In Focus: Children in Foster Care

  • Approximately 415,000 youth were in foster care on September 30, 2014, and more than 250,000 of them were school-age.[1]

  • More than half of students who enter the foster care system must change schools when they enter care, and more than one-third of 17–18 year olds in foster care have changed schools five or more times.[2]

  • Only one-half of students in foster care complete high school by age 18.[3]

  • Children in foster care are diagnosed with PTSD at approximately twice the rate of U.S. war veterans.[4]

Key Strategies for Inclusion
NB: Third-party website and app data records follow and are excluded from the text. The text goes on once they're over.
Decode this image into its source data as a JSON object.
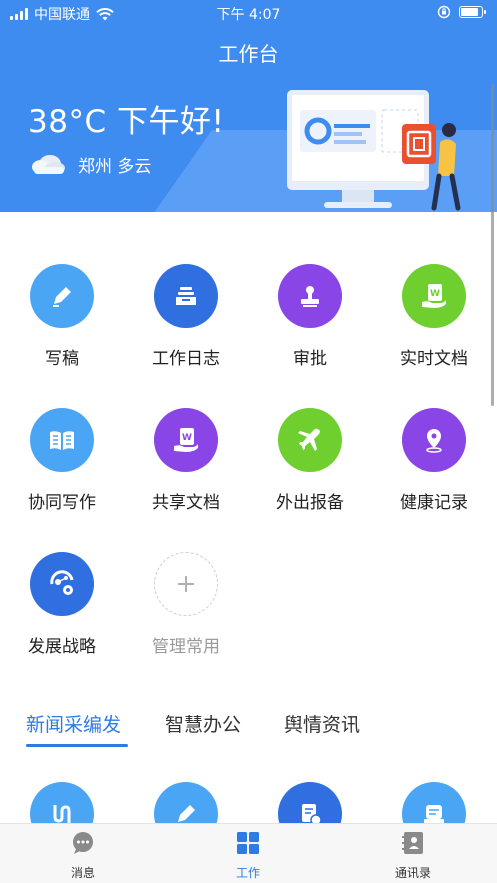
{
  "status_bar": {
    "carrier": "中国联通",
    "time": "下午 4:07",
    "battery_level": 0.85
  },
  "header": {
    "title": "工作台",
    "greeting": "38°C 下午好!",
    "location": "郑州 多云",
    "weather_icon": "cloudy-icon"
  },
  "grid": {
    "items": [
      {
        "label": "写稿",
        "icon": "pencil-icon",
        "color": "#4aa6f4"
      },
      {
        "label": "工作日志",
        "icon": "inbox-tray-icon",
        "color": "#2f6fe0"
      },
      {
        "label": "审批",
        "icon": "stamp-icon",
        "color": "#8a45e6"
      },
      {
        "label": "实时文档",
        "icon": "document-hand-icon",
        "color": "#6fcf2f"
      },
      {
        "label": "协同写作",
        "icon": "open-book-icon",
        "color": "#4aa6f4"
      },
      {
        "label": "共享文档",
        "icon": "document-hand-icon",
        "color": "#8a45e6"
      },
      {
        "label": "外出报备",
        "icon": "airplane-icon",
        "color": "#6fcf2f"
      },
      {
        "label": "健康记录",
        "icon": "location-pin-icon",
        "color": "#8a45e6"
      },
      {
        "label": "发展战略",
        "icon": "strategy-gear-icon",
        "color": "#2f6fe0"
      }
    ],
    "add_label": "管理常用"
  },
  "tabs": {
    "items": [
      "新闻采编发",
      "智慧办公",
      "舆情资讯"
    ],
    "active": "新闻采编发"
  },
  "second_row_icons": [
    {
      "icon": "route-icon",
      "color": "#4aa6f4"
    },
    {
      "icon": "pencil-icon",
      "color": "#4aa6f4"
    },
    {
      "icon": "doc-clock-icon",
      "color": "#2f6fe0"
    },
    {
      "icon": "message-box-icon",
      "color": "#4aa6f4"
    }
  ],
  "bottom_nav": {
    "items": [
      {
        "label": "消息",
        "icon": "chat-bubble-icon"
      },
      {
        "label": "工作",
        "icon": "grid-icon"
      },
      {
        "label": "通讯录",
        "icon": "contacts-book-icon"
      }
    ],
    "active": "工作"
  },
  "colors": {
    "header_blue": "#3f8cf0",
    "accent": "#2e7be6"
  }
}
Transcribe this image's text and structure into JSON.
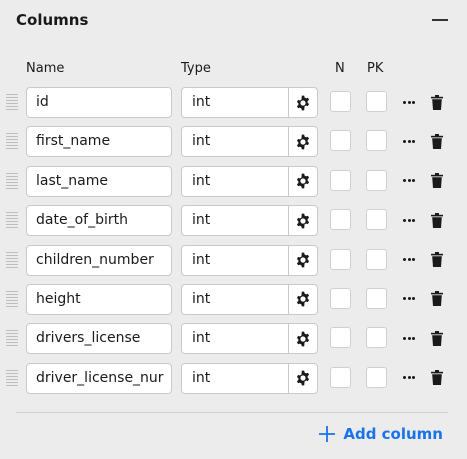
{
  "panel": {
    "title": "Columns",
    "collapse_icon": "minus-icon"
  },
  "headers": {
    "name": "Name",
    "type": "Type",
    "nullable": "N",
    "primary_key": "PK"
  },
  "columns": [
    {
      "name": "id",
      "type": "int",
      "nullable": false,
      "primary_key": false
    },
    {
      "name": "first_name",
      "type": "int",
      "nullable": false,
      "primary_key": false
    },
    {
      "name": "last_name",
      "type": "int",
      "nullable": false,
      "primary_key": false
    },
    {
      "name": "date_of_birth",
      "type": "int",
      "nullable": false,
      "primary_key": false
    },
    {
      "name": "children_number",
      "type": "int",
      "nullable": false,
      "primary_key": false
    },
    {
      "name": "height",
      "type": "int",
      "nullable": false,
      "primary_key": false
    },
    {
      "name": "drivers_license",
      "type": "int",
      "nullable": false,
      "primary_key": false
    },
    {
      "name": "driver_license_nur",
      "type": "int",
      "nullable": false,
      "primary_key": false
    }
  ],
  "footer": {
    "add_column_label": "Add column"
  },
  "colors": {
    "accent": "#1a73e8",
    "background": "#ececec",
    "border": "#c9c9c9"
  }
}
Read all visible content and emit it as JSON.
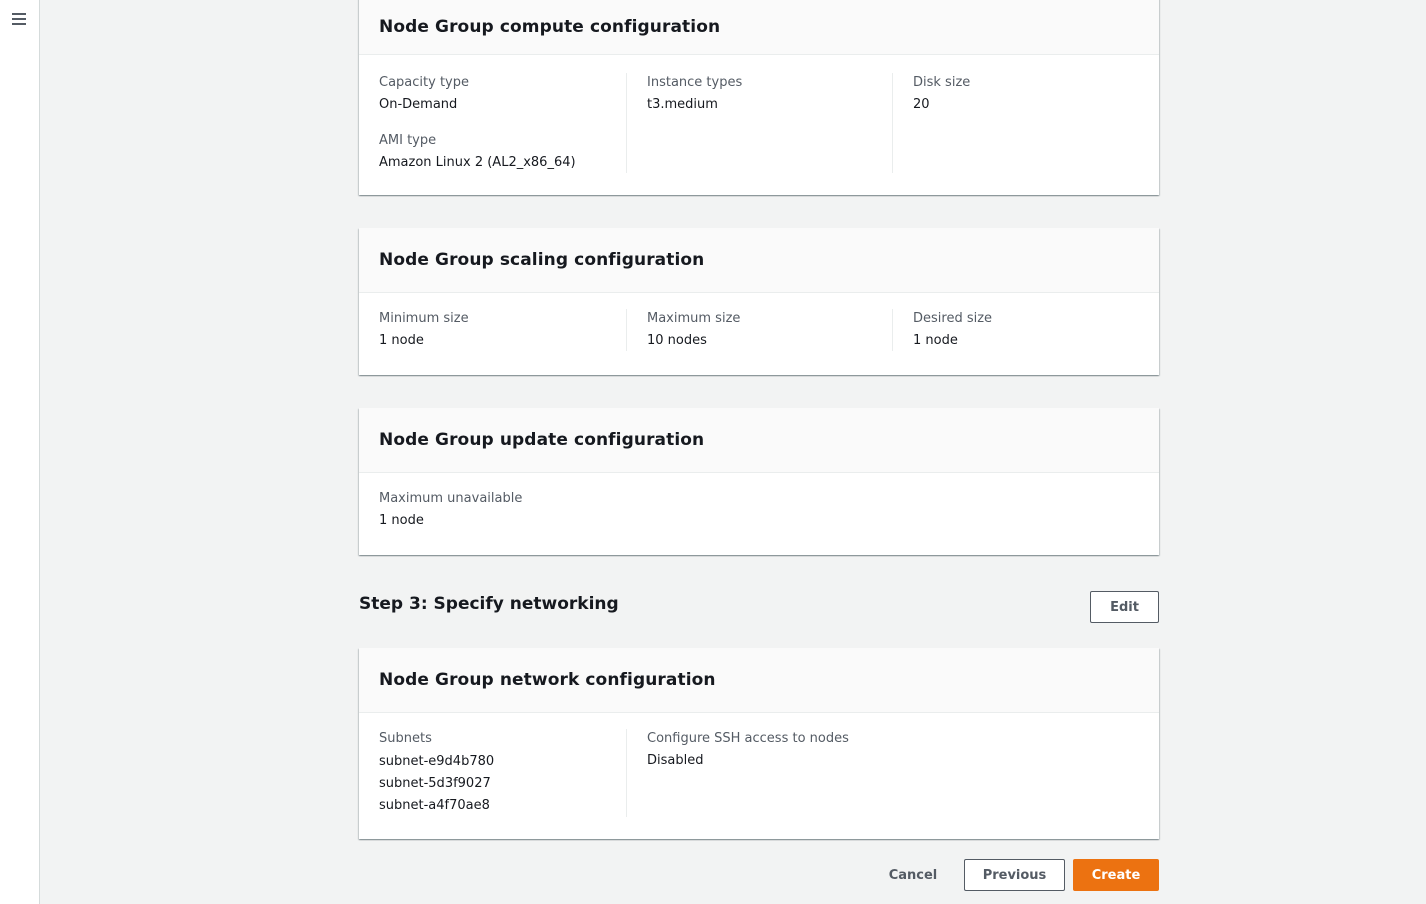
{
  "sidebar": {
    "menu_icon": "hamburger-menu-icon"
  },
  "compute": {
    "title": "Node Group compute configuration",
    "capacity_type_label": "Capacity type",
    "capacity_type_value": "On-Demand",
    "ami_type_label": "AMI type",
    "ami_type_value": "Amazon Linux 2 (AL2_x86_64)",
    "instance_types_label": "Instance types",
    "instance_types_value": "t3.medium",
    "disk_size_label": "Disk size",
    "disk_size_value": "20"
  },
  "scaling": {
    "title": "Node Group scaling configuration",
    "min_label": "Minimum size",
    "min_value": "1 node",
    "max_label": "Maximum size",
    "max_value": "10 nodes",
    "desired_label": "Desired size",
    "desired_value": "1 node"
  },
  "update": {
    "title": "Node Group update configuration",
    "max_unavailable_label": "Maximum unavailable",
    "max_unavailable_value": "1 node"
  },
  "step3": {
    "title": "Step 3: Specify networking",
    "edit_label": "Edit"
  },
  "network": {
    "title": "Node Group network configuration",
    "subnets_label": "Subnets",
    "subnets": [
      "subnet-e9d4b780",
      "subnet-5d3f9027",
      "subnet-a4f70ae8"
    ],
    "ssh_label": "Configure SSH access to nodes",
    "ssh_value": "Disabled"
  },
  "footer": {
    "cancel_label": "Cancel",
    "previous_label": "Previous",
    "create_label": "Create"
  },
  "colors": {
    "primary": "#ec7211",
    "background": "#f2f3f3",
    "text": "#16191f",
    "label": "#545b64"
  }
}
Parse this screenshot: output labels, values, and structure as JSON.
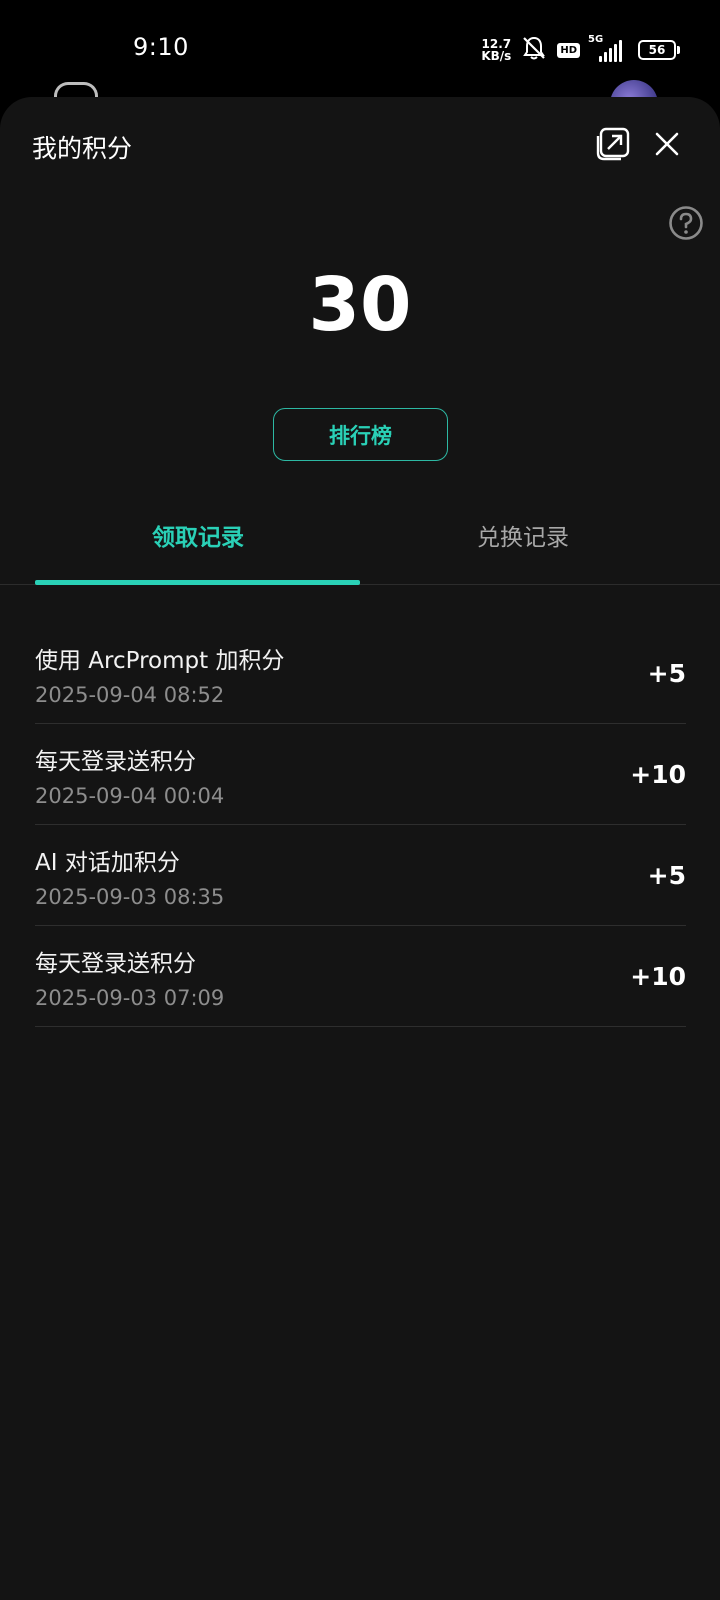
{
  "status_bar": {
    "time": "9:10",
    "net_speed_value": "12.7",
    "net_speed_unit": "KB/s",
    "hd_label": "HD",
    "signal_label": "5G",
    "battery": "56"
  },
  "sheet": {
    "title": "我的积分",
    "points_total": "30",
    "ranking_label": "排行榜"
  },
  "tabs": {
    "active": "领取记录",
    "inactive": "兑换记录"
  },
  "records": [
    {
      "title": "使用 ArcPrompt 加积分",
      "time": "2025-09-04 08:52",
      "points": "+5"
    },
    {
      "title": "每天登录送积分",
      "time": "2025-09-04 00:04",
      "points": "+10"
    },
    {
      "title": "AI 对话加积分",
      "time": "2025-09-03 08:35",
      "points": "+5"
    },
    {
      "title": "每天登录送积分",
      "time": "2025-09-03 07:09",
      "points": "+10"
    }
  ],
  "colors": {
    "accent": "#2ad1b7",
    "sheet_background": "#141414",
    "secondary_text": "#8d8d8d"
  },
  "icons": [
    "mute-bell-icon",
    "open-external-icon",
    "close-icon",
    "help-icon"
  ]
}
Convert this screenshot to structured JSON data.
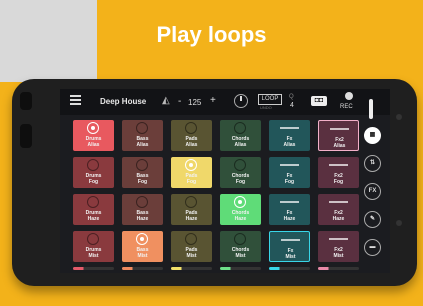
{
  "headline": "Play loops",
  "colors": {
    "background": "#f3b21a",
    "drums": "#8a3a3e",
    "bass": "#6b3e3a",
    "pads": "#595432",
    "chords": "#30503a",
    "fx": "#22565a",
    "fx2": "#5a3040"
  },
  "topbar": {
    "menu_icon": "hamburger-icon",
    "preset": "Deep House",
    "metronome_icon": "metronome-icon",
    "tempo_minus": "-",
    "tempo": "125",
    "tempo_plus": "+",
    "loop_label": "LOOP",
    "loop_sub": "UNDO",
    "count_label": "Q",
    "count_value": "4",
    "record_label": "REC"
  },
  "columns": [
    {
      "name": "Drums",
      "color": "#8a3a3e",
      "stripe": "#e45b6a"
    },
    {
      "name": "Bass",
      "color": "#6b3e3a",
      "stripe": "#f08a5e"
    },
    {
      "name": "Pads",
      "color": "#595432",
      "stripe": "#f3e26a"
    },
    {
      "name": "Chords",
      "color": "#30503a",
      "stripe": "#6ee08a"
    },
    {
      "name": "Fx",
      "color": "#22565a",
      "stripe": "#39d6e8"
    },
    {
      "name": "Fx2",
      "color": "#5a3040",
      "stripe": "#e88aa8"
    }
  ],
  "pads": [
    [
      {
        "line1": "Drums",
        "line2": "Alias",
        "state": "playing",
        "color": "#e8595f"
      },
      {
        "line1": "Bass",
        "line2": "Alias",
        "color": "#6b3e3a"
      },
      {
        "line1": "Pads",
        "line2": "Alias",
        "color": "#595432"
      },
      {
        "line1": "Chords",
        "line2": "Alias",
        "color": "#30503a"
      },
      {
        "line1": "Fx",
        "line2": "Alias",
        "icon": "dash",
        "color": "#22565a"
      },
      {
        "line1": "Fx2",
        "line2": "Alias",
        "icon": "dash",
        "state": "selected",
        "color": "#5a3040"
      }
    ],
    [
      {
        "line1": "Drums",
        "line2": "Fog",
        "color": "#8a3a3e"
      },
      {
        "line1": "Bass",
        "line2": "Fog",
        "color": "#6b3e3a"
      },
      {
        "line1": "Pads",
        "line2": "Fog",
        "state": "playing",
        "color": "#f0d86a"
      },
      {
        "line1": "Chords",
        "line2": "Fog",
        "color": "#30503a"
      },
      {
        "line1": "Fx",
        "line2": "Fog",
        "icon": "dash",
        "color": "#22565a"
      },
      {
        "line1": "Fx2",
        "line2": "Fog",
        "icon": "dash",
        "color": "#5a3040"
      }
    ],
    [
      {
        "line1": "Drums",
        "line2": "Haze",
        "color": "#8a3a3e"
      },
      {
        "line1": "Bass",
        "line2": "Haze",
        "color": "#6b3e3a"
      },
      {
        "line1": "Pads",
        "line2": "Haze",
        "color": "#595432"
      },
      {
        "line1": "Chords",
        "line2": "Haze",
        "state": "playing",
        "color": "#5fdc78"
      },
      {
        "line1": "Fx",
        "line2": "Haze",
        "icon": "dash",
        "color": "#22565a"
      },
      {
        "line1": "Fx2",
        "line2": "Haze",
        "icon": "dash",
        "color": "#5a3040"
      }
    ],
    [
      {
        "line1": "Drums",
        "line2": "Mist",
        "color": "#8a3a3e"
      },
      {
        "line1": "Bass",
        "line2": "Mist",
        "state": "playing",
        "color": "#f09060"
      },
      {
        "line1": "Pads",
        "line2": "Mist",
        "color": "#595432"
      },
      {
        "line1": "Chords",
        "line2": "Mist",
        "color": "#30503a"
      },
      {
        "line1": "Fx",
        "line2": "Mist",
        "icon": "dash",
        "state": "selected-cyan",
        "color": "#22565a"
      },
      {
        "line1": "Fx2",
        "line2": "Mist",
        "icon": "dash",
        "color": "#5a3040"
      }
    ]
  ],
  "sidebar": [
    {
      "name": "grid-icon",
      "glyph": "▦",
      "active": true
    },
    {
      "name": "mixer-icon",
      "glyph": "⇅",
      "active": false
    },
    {
      "name": "fx-icon",
      "glyph": "FX",
      "active": false
    },
    {
      "name": "edit-icon",
      "glyph": "✎",
      "active": false
    },
    {
      "name": "folder-icon",
      "glyph": "▬",
      "active": false
    }
  ]
}
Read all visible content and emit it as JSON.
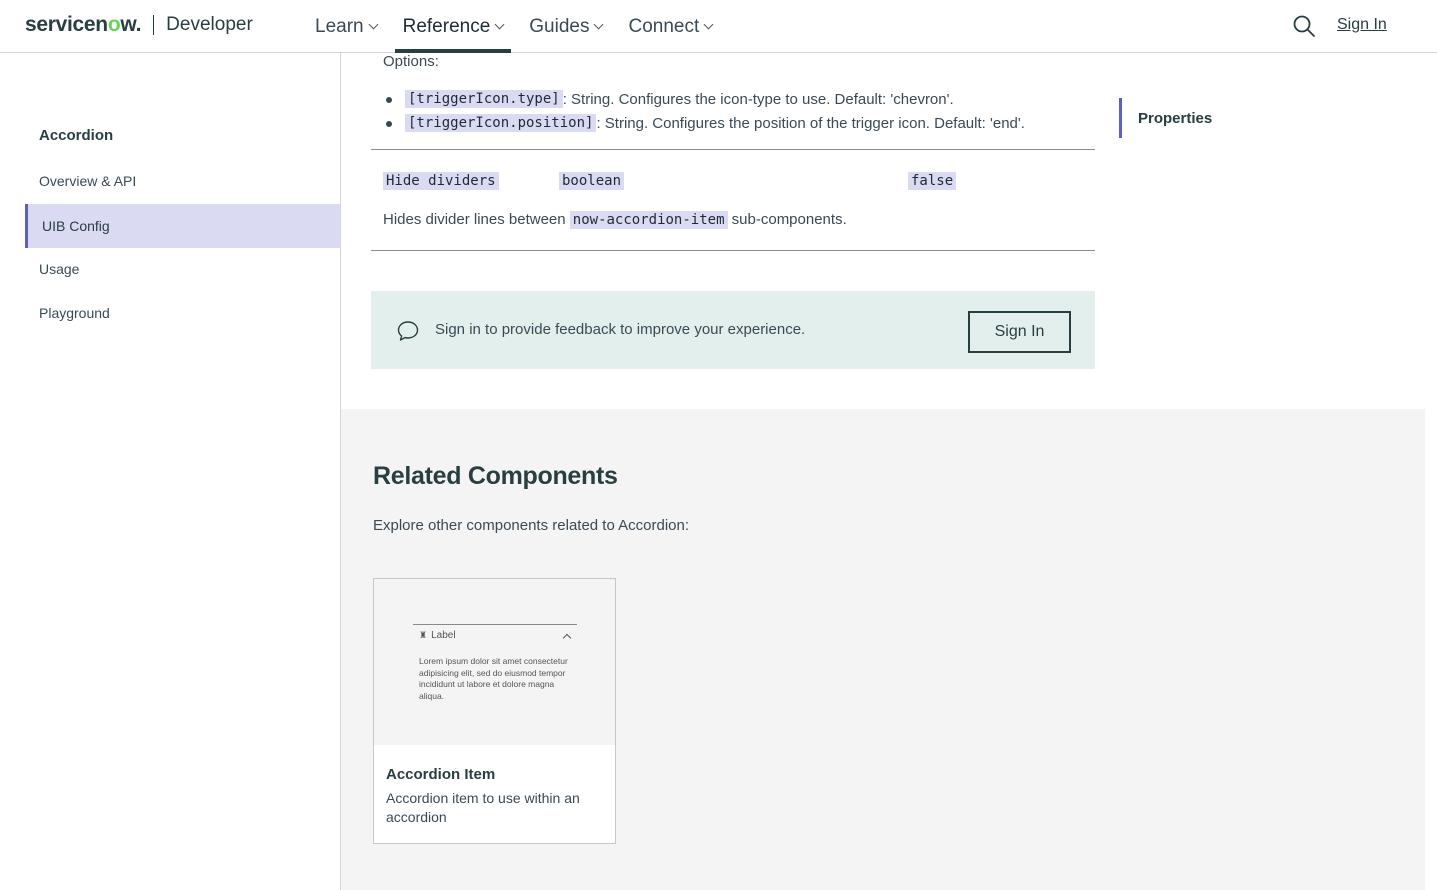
{
  "header": {
    "brand_prefix": "servicen",
    "brand_o": "o",
    "brand_suffix": "w.",
    "product": "Developer",
    "nav": [
      {
        "label": "Learn"
      },
      {
        "label": "Reference"
      },
      {
        "label": "Guides"
      },
      {
        "label": "Connect"
      }
    ],
    "active_nav": "Reference",
    "sign_in": "Sign In",
    "icons": {
      "search": "search-icon",
      "chevron": "chevron-down-icon"
    }
  },
  "sidebar": {
    "title": "Accordion",
    "items": [
      {
        "label": "Overview & API"
      },
      {
        "label": "UIB Config"
      },
      {
        "label": "Usage"
      },
      {
        "label": "Playground"
      }
    ],
    "active": "UIB Config"
  },
  "content": {
    "options_label": "Options:",
    "bullets": [
      {
        "code": "[triggerIcon.type]",
        "text": ": String. Configures the icon-type to use. Default: 'chevron'."
      },
      {
        "code": "[triggerIcon.position]",
        "text": ": String. Configures the position of the trigger icon. Default: 'end'."
      }
    ],
    "property": {
      "name": "Hide dividers",
      "type": "boolean",
      "default": "false",
      "desc_before": "Hides divider lines between ",
      "desc_code": "now-accordion-item",
      "desc_after": " sub-components."
    },
    "feedback": {
      "text": "Sign in to provide feedback to improve your experience.",
      "button": "Sign In",
      "icon": "chat-bubble-icon"
    }
  },
  "related": {
    "title": "Related Components",
    "subtitle": "Explore other components related to Accordion:",
    "cards": [
      {
        "title": "Accordion Item",
        "description": "Accordion item to use within an accordion",
        "thumb_label": "Label",
        "thumb_body": "Lorem ipsum dolor sit amet consectetur adipisicing elit, sed do eiusmod tempor incididunt ut labore et dolore magna aliqua."
      }
    ]
  },
  "toc": {
    "items": [
      {
        "label": "Properties"
      }
    ]
  },
  "colors": {
    "accent": "#5b5fc7",
    "active_bg": "#dadbf2",
    "brand_dark": "#293e40",
    "brand_green": "#62d84e",
    "feedback_bg": "#e3efec"
  }
}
  • Make families feel welcome. Include foster parents as equal partners in the educational journey of the children in their care. Make sure they feel invited and included in PTA events and committees.

  • Provide information. Assist parents in accessing information about their children’s school progress, needed supplies and teacher expectations. Provide information about the school’s requirements and practices for student conduct and educational success, as well as their student’s rights and responsibilities.

  • Connect parents to local resources. Create events and maintain local networks that give parents of foster children opportunities to talk with other parents, school staff, local agencies and community resources.

PTA Resources

  • Foster Care Video Series: Includes brief videos on topics such as:
    • What is foster care?
    • Misconceptions about children in foster care
    • How children in foster care are vulnerable to identity theft
    • Celebrating success for children in foster care

  • Parents’ Guides to Student Success: Information and activities to help foster parents understand the expectations for children in their care at each grade level

Other Resources

Children’s Defense Fund focuses on legal and political advocacy for all children, especially poor children, children of color and those with disabilities.

[1] U.S. Department of Health and Human Services, Children’s Bureau. (2015). The AFCARS report. Retrieved from http://www.acf.hhs.gov/sites/default/files/cb/afcarsreport22.pdf.  

[2] National Working Group on Foster Care and Education. (2014). Fostering success in education: National factsheet on the educational outcomes of children in foster care. Retrieved from http://www.bettercarenetwork.org/library/the-continuum-of-care/foster-care/fostering-success-in-education-national-factsheet-on-the-educational-outcomes-of-children-in-foster

[3] Ibid.

[4] Pecora, P. J., et al. (2005). Improving family foster care: Findings from the Northwest Foster Care Alumni Study. Retrieved from http://www.casey.org/northwest-alumni-study/